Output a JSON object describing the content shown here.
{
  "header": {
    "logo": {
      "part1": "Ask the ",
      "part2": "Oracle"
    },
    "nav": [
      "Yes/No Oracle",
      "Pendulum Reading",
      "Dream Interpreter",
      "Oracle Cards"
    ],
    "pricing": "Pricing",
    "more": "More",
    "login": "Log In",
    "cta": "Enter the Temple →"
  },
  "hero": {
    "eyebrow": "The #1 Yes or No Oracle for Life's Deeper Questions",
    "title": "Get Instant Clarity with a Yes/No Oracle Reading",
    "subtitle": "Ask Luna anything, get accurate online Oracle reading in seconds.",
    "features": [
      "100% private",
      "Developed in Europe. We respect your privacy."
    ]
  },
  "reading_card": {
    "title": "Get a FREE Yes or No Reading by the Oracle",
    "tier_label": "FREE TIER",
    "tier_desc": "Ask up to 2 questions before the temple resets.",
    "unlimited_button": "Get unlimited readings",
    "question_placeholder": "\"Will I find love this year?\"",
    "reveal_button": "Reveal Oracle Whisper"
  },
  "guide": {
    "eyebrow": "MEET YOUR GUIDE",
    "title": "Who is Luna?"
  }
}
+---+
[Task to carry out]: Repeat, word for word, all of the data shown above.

[Problem solution]:
Output a JSON object describing the content shown here.
{
  "header": {
    "logo": {
      "part1": "Ask the ",
      "part2": "Oracle"
    },
    "nav": [
      "Yes/No Oracle",
      "Pendulum Reading",
      "Dream Interpreter",
      "Oracle Cards"
    ],
    "pricing": "Pricing",
    "more": "More",
    "login": "Log In",
    "cta": "Enter the Temple →"
  },
  "hero": {
    "eyebrow": "The #1 Yes or No Oracle for Life's Deeper Questions",
    "title": "Get Instant Clarity with a Yes/No Oracle Reading",
    "subtitle": "Ask Luna anything, get accurate online Oracle reading in seconds.",
    "features": [
      "100% private",
      "Developed in Europe. We respect your privacy."
    ]
  },
  "reading_card": {
    "title": "Get a FREE Yes or No Reading by the Oracle",
    "tier_label": "FREE TIER",
    "tier_desc": "Ask up to 2 questions before the temple resets.",
    "unlimited_button": "Get unlimited readings",
    "question_placeholder": "\"Will I find love this year?\"",
    "reveal_button": "Reveal Oracle Whisper"
  },
  "guide": {
    "eyebrow": "MEET YOUR GUIDE",
    "title": "Who is Luna?"
  }
}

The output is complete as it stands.